PROBLEM DETAILS — The answer must be every line from the entries below that includes "icon".

(Data items)
──────────────────────────────
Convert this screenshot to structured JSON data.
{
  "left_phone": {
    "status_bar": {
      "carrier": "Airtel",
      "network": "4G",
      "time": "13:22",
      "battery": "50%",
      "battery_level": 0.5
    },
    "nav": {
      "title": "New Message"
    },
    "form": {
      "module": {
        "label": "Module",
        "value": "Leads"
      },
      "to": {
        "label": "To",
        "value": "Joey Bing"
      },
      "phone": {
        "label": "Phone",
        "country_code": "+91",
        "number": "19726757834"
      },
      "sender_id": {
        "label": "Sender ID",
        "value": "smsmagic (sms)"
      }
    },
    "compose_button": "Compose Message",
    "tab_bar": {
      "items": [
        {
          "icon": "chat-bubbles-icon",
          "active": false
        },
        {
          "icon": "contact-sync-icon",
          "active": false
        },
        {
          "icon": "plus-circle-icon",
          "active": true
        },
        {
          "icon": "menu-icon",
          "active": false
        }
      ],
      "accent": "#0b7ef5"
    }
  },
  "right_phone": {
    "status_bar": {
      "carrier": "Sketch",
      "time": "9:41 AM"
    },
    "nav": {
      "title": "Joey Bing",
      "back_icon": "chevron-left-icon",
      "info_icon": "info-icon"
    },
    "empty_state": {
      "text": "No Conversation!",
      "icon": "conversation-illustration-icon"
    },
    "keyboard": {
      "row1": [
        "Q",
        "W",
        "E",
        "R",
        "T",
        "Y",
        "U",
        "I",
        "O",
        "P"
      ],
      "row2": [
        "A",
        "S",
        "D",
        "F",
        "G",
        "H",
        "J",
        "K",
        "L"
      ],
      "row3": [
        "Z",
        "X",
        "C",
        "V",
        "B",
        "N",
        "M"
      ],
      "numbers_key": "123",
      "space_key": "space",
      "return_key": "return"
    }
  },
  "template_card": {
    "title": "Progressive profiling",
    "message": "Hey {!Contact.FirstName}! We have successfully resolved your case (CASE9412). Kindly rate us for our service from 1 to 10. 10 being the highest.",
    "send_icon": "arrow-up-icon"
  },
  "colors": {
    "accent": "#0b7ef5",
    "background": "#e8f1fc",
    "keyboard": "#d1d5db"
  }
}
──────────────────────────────
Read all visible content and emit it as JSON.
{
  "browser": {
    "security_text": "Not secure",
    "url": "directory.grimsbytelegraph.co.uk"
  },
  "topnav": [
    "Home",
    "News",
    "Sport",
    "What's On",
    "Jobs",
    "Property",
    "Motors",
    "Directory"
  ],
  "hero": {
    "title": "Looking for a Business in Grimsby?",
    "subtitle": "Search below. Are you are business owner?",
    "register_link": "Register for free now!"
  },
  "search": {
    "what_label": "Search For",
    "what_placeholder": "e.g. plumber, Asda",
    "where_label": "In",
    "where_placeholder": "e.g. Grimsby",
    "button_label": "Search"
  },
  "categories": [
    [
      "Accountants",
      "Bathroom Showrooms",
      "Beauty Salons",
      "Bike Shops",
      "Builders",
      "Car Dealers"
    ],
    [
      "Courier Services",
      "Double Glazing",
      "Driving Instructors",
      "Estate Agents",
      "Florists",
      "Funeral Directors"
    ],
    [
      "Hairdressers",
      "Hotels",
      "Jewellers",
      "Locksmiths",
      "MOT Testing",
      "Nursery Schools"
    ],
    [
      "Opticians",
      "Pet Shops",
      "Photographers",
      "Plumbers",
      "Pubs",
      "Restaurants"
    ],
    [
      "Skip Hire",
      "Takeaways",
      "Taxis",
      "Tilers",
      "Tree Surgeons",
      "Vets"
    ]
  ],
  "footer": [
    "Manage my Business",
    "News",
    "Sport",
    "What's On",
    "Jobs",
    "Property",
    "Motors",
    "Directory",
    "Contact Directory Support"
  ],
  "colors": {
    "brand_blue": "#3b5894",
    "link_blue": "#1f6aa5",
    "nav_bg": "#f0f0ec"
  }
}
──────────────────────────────
SOLUTION TO THIS EXERCISE —
          "icon": "chat-bubbles-icon",
          "icon": "contact-sync-icon",
          "icon": "plus-circle-icon",
          "icon": "menu-icon",
      "back_icon": "chevron-left-icon",
      "info_icon": "info-icon"
      "icon": "conversation-illustration-icon"
    "send_icon": "arrow-up-icon"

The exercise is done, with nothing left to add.